Writing ‘rights’ right!

Indonesia has rights to withdraw from ASEAN if trade agreements are not adhered to.

When rights are the simple object of a sentence I rarely see any error in student writing.

  • Women have rights.
  • Workers’ union members have rights.
  • etc.

My own students write sentences like this without error. However, when adding information about these rights in a more complex sentence, they soon run into problems.

I think it’s best to look at this as a lexical issue, rather than a grammatical one.

The word rights (with ‘s’) is often used as part of a lexical phrase, like ‘human rights’, or ‘animal rights’, or ‘rights for women’. Each of these phrases refers to a set of rights (more than one) that belong to a particular group.

On the other hand if you’re only talking about a single right, as in the opening example – withdrawing from ASEAN – then the following structures are common.

  1. (to have) + the + right + to + V1
    • Sony had the right to distribute the recordings in 1985.
    • The president has the right to overturn the new law.
    • The right to vote is under attack across the country.
  2. (to have) + the + right + to + n
    • Every citizen has the right to free medical care.
    • The right to privacy is often ignored by the authorities.
  3. to have + a + right + to + V1
    • I have a right to park here. I live here!

Notice that the right in example 1 is one that is seldom exercised (= used), while the right (‘a right’) in example 3 is probably exercised regularly. The structure in example 3, which is not as common in academic writing, very often begins with either a proper noun or personal pronoun (in this case ‘I’).

So to return to our opening example, we need one of these:

  • Indonesia has the right to withdraw from ASEAN if trade agreements are not adhered to.
  • The right to withdraw from ASEAN if trade agreements are broken, is held by all ASEAN members.

Withdrawing from ASEAN is not a right that is exercised regularly, and so the right is more appropriate than a right.
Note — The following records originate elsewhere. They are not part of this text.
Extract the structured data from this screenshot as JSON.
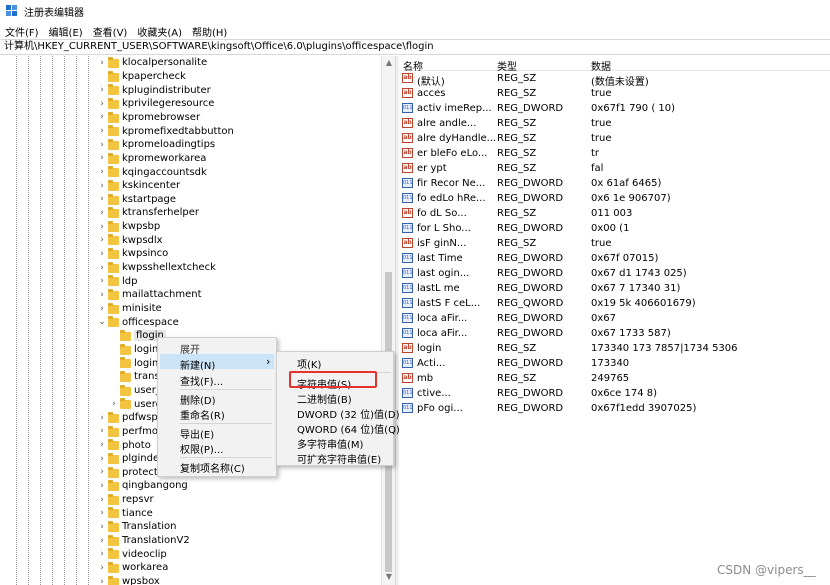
{
  "window": {
    "title": "注册表编辑器"
  },
  "menu": [
    "文件(F)",
    "编辑(E)",
    "查看(V)",
    "收藏夹(A)",
    "帮助(H)"
  ],
  "address": "计算机\\HKEY_CURRENT_USER\\SOFTWARE\\kingsoft\\Office\\6.0\\plugins\\officespace\\flogin",
  "tree": {
    "items": [
      {
        "label": "klocalpersonalite",
        "expand": true
      },
      {
        "label": "kpapercheck",
        "expand": false
      },
      {
        "label": "kplugindistributer",
        "expand": true
      },
      {
        "label": "kprivilegeresource",
        "expand": true
      },
      {
        "label": "kpromebrowser",
        "expand": true
      },
      {
        "label": "kpromefixedtabbutton",
        "expand": true
      },
      {
        "label": "kpromeloadingtips",
        "expand": true
      },
      {
        "label": "kpromeworkarea",
        "expand": true
      },
      {
        "label": "kqingaccountsdk",
        "expand": true
      },
      {
        "label": "kskincenter",
        "expand": true
      },
      {
        "label": "kstartpage",
        "expand": true
      },
      {
        "label": "ktransferhelper",
        "expand": true
      },
      {
        "label": "kwpsbp",
        "expand": true
      },
      {
        "label": "kwpsdlx",
        "expand": true
      },
      {
        "label": "kwpsinco",
        "expand": true
      },
      {
        "label": "kwpsshellextcheck",
        "expand": true
      },
      {
        "label": "ldp",
        "expand": true
      },
      {
        "label": "mailattachment",
        "expand": true
      },
      {
        "label": "minisite",
        "expand": true
      },
      {
        "label": "officespace",
        "expand": "open"
      },
      {
        "label": "flogin",
        "expand": false,
        "child": true,
        "selected": true
      },
      {
        "label": "login",
        "expand": false,
        "child": true
      },
      {
        "label": "login",
        "expand": false,
        "child": true
      },
      {
        "label": "trans",
        "expand": false,
        "child": true
      },
      {
        "label": "user_",
        "expand": false,
        "child": true
      },
      {
        "label": "userc",
        "expand": true,
        "child": true
      },
      {
        "label": "pdfwsp",
        "expand": true
      },
      {
        "label": "perfmor",
        "expand": true
      },
      {
        "label": "photo",
        "expand": true
      },
      {
        "label": "plginde",
        "expand": true
      },
      {
        "label": "protecteyes",
        "expand": true
      },
      {
        "label": "qingbangong",
        "expand": true
      },
      {
        "label": "repsvr",
        "expand": true
      },
      {
        "label": "tiance",
        "expand": true
      },
      {
        "label": "Translation",
        "expand": true
      },
      {
        "label": "TranslationV2",
        "expand": true
      },
      {
        "label": "videoclip",
        "expand": true
      },
      {
        "label": "workarea",
        "expand": true
      },
      {
        "label": "wpsbox",
        "expand": true
      }
    ]
  },
  "values": {
    "headers": {
      "name": "名称",
      "type": "类型",
      "data": "数据"
    },
    "rows": [
      {
        "icon": "ab",
        "name": "(默认)",
        "type": "REG_SZ",
        "data": "(数值未设置)"
      },
      {
        "icon": "ab",
        "name": "acces",
        "type": "REG_SZ",
        "data": "true"
      },
      {
        "icon": "bin",
        "name": "activ   imeRep...",
        "type": "REG_DWORD",
        "data": "0x67f1   790 (        10)"
      },
      {
        "icon": "ab",
        "name": "alre   andle...",
        "type": "REG_SZ",
        "data": "true"
      },
      {
        "icon": "ab",
        "name": "alre   dyHandle...",
        "type": "REG_SZ",
        "data": "true"
      },
      {
        "icon": "ab",
        "name": "er   bleFo   eLo...",
        "type": "REG_SZ",
        "data": "tr"
      },
      {
        "icon": "ab",
        "name": "er   ypt",
        "type": "REG_SZ",
        "data": "fal"
      },
      {
        "icon": "bin",
        "name": "fir   Recor   Ne...",
        "type": "REG_DWORD",
        "data": "0x   61af      6465)"
      },
      {
        "icon": "bin",
        "name": "fo   edLo   hRe...",
        "type": "REG_DWORD",
        "data": "0x6   1e     906707)"
      },
      {
        "icon": "ab",
        "name": "fo   dL   So...",
        "type": "REG_SZ",
        "data": "011   003"
      },
      {
        "icon": "bin",
        "name": "for   L   Sho...",
        "type": "REG_DWORD",
        "data": "0x00      (1"
      },
      {
        "icon": "ab",
        "name": "isF   ginN...",
        "type": "REG_SZ",
        "data": "true"
      },
      {
        "icon": "bin",
        "name": "last   Time",
        "type": "REG_DWORD",
        "data": "0x67f      07015)"
      },
      {
        "icon": "bin",
        "name": "last   ogin...",
        "type": "REG_DWORD",
        "data": "0x67   d1   1743   025)"
      },
      {
        "icon": "bin",
        "name": "lastL   me",
        "type": "REG_DWORD",
        "data": "0x67   7   17340   31)"
      },
      {
        "icon": "bin",
        "name": "lastS   F   ceL...",
        "type": "REG_QWORD",
        "data": "0x19   5k      406601679)"
      },
      {
        "icon": "bin",
        "name": "loca   aFir...",
        "type": "REG_DWORD",
        "data": "0x67      "
      },
      {
        "icon": "bin",
        "name": "loca   aFir...",
        "type": "REG_DWORD",
        "data": "0x67   1733   587)"
      },
      {
        "icon": "ab",
        "name": "login",
        "type": "REG_SZ",
        "data": "173340   173   7857|1734   5306"
      },
      {
        "icon": "bin",
        "name": "   Acti...",
        "type": "REG_DWORD",
        "data": "173340"
      },
      {
        "icon": "ab",
        "name": "   mb",
        "type": "REG_SZ",
        "data": "249765"
      },
      {
        "icon": "bin",
        "name": "   ctive...",
        "type": "REG_DWORD",
        "data": "0x6ce   174   8)"
      },
      {
        "icon": "bin",
        "name": "   pFo   ogi...",
        "type": "REG_DWORD",
        "data": "0x67f1edd   3907025)"
      }
    ]
  },
  "context_menu": {
    "items": [
      "展开",
      "新建(N)",
      "查找(F)...",
      "删除(D)",
      "重命名(R)",
      "导出(E)",
      "权限(P)...",
      "复制项名称(C)"
    ],
    "submenu_arrow": "›"
  },
  "submenu": {
    "items": [
      "项(K)",
      "字符串值(S)",
      "二进制值(B)",
      "DWORD (32 位)值(D)",
      "QWORD (64 位)值(Q)",
      "多字符串值(M)",
      "可扩充字符串值(E)"
    ]
  },
  "values_columns_label": "",
  "watermark": "CSDN @vipers__",
  "colors": {
    "selection": "#cce4f7",
    "highlight_box": "#e5322d",
    "folder": "#f2c440"
  }
}
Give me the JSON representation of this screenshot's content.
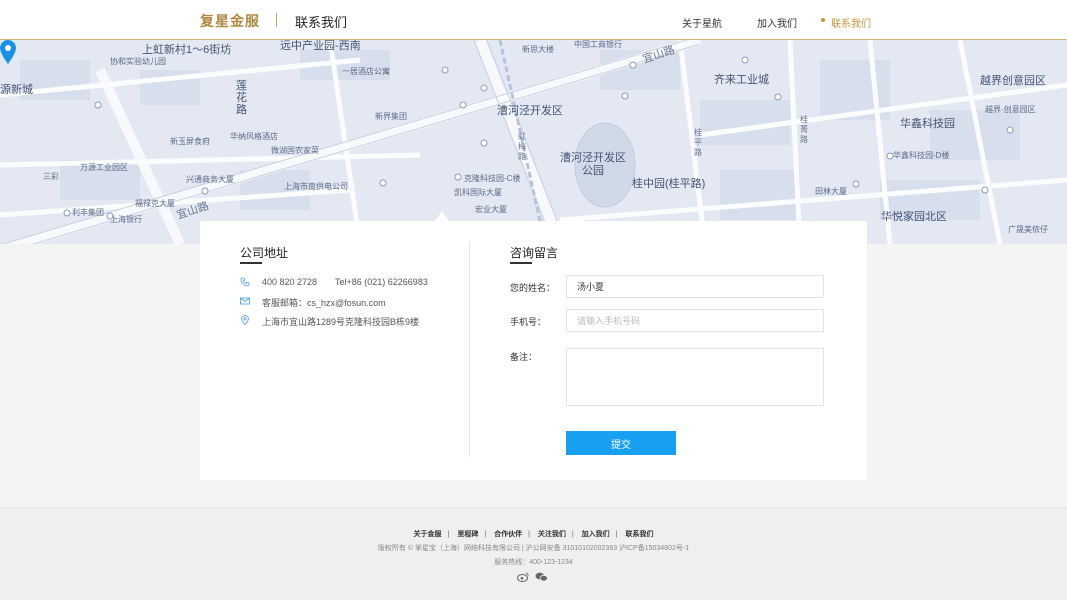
{
  "header": {
    "logo": "复星金服",
    "page_title": "联系我们",
    "nav": [
      {
        "label": "关于星航"
      },
      {
        "label": "加入我们"
      },
      {
        "label": "联系我们",
        "active": true
      }
    ],
    "accent_color": "#c9953b"
  },
  "map": {
    "labels": {
      "l1": "上虹新村1～6街坊",
      "l2": "远中产业园-西南",
      "l3": "协和实验幼儿园",
      "l4": "源新城",
      "l5": "莲花路",
      "l6": "一居酒店公寓",
      "l7": "新思大楼",
      "l8": "中国工商银行",
      "l9": "宜山路",
      "l10": "齐来工业城",
      "l11": "越界创意园区",
      "l12": "新界集团",
      "l13": "漕河泾开发区",
      "l14": "华鑫科技园",
      "l15": "微湖国农家菜",
      "l16": "万源工业园区",
      "l17": "兴通商务大厦",
      "l18": "上海市南供电公司",
      "l19": "漕河泾开发区公园",
      "l20": "桂中园(桂平路)",
      "l21": "克隆科技园-C楼",
      "l22": "凯科国际大厦",
      "l23": "福禄克大厦",
      "l24": "利丰集团",
      "l25": "上海银行",
      "l26": "宜山路",
      "l27": "华悦家园北区",
      "l28": "广晟美侬仔",
      "l29": "桂平路",
      "l30": "桂菁路",
      "l31": "虹梅路",
      "l32": "宏业大厦",
      "l33": "三彩",
      "l34": "新玉屏食府",
      "l35": "华鑫科技园-D楼",
      "l36": "华纳风格酒店",
      "l37": "田林大厦",
      "l38": "越界·创意园区"
    }
  },
  "address": {
    "title": "公司地址",
    "phone": "400 820 2728",
    "tel": "Tel+86 (021) 62266983",
    "email": "客服邮箱：cs_hzx@fosun.com",
    "location": "上海市宜山路1289号克隆科技园B栋9楼"
  },
  "form": {
    "title": "咨询留言",
    "name_label": "您的姓名：",
    "name_value": "汤小夏",
    "phone_label": "手机号：",
    "phone_placeholder": "请输入手机号码",
    "note_label": "备注：",
    "note_value": "",
    "submit_label": "提交",
    "submit_color": "#18a0f0"
  },
  "footer": {
    "links": [
      "关于金服",
      "里程碑",
      "合作伙伴",
      "关注我们",
      "加入我们",
      "联系我们"
    ],
    "copyright": "版权所有 © 掌星宝（上海）网络科技有限公司  |  沪公网安备 31010102002363  沪ICP备15034802号-1",
    "hotline": "服务热线：400-123-1234",
    "icons": [
      "weibo-icon",
      "wechat-icon"
    ]
  }
}
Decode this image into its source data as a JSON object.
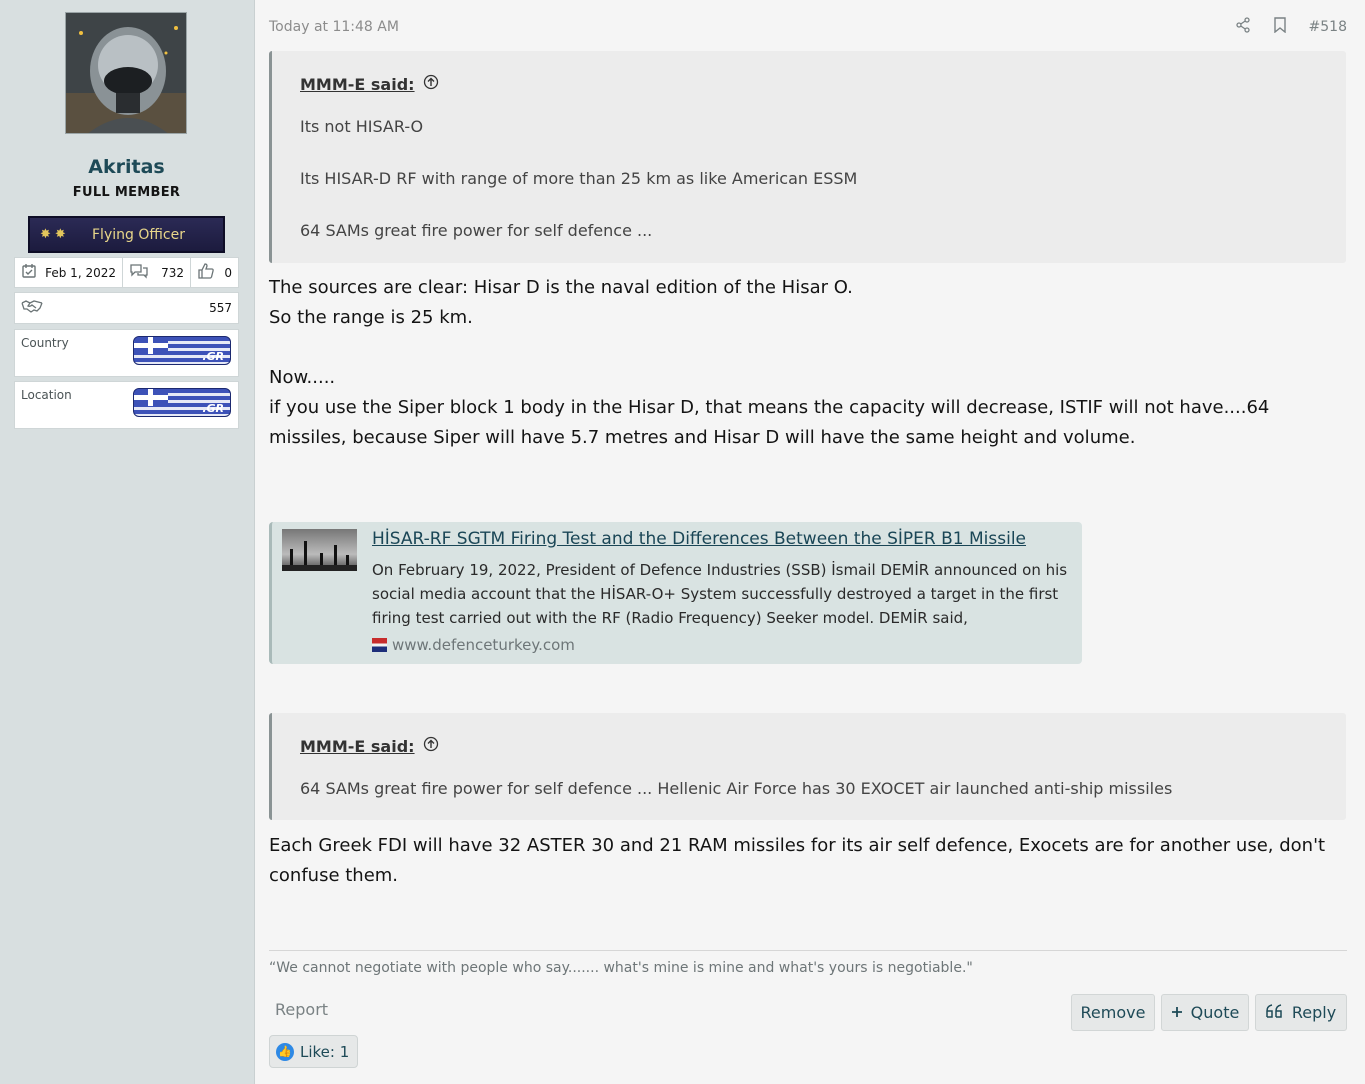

Notice also in an earlier comment I used strong verb-noun collocation: exercise + right. For other words that collocate with right, see here, and for more examples of the structures demonstrated in this post, see here.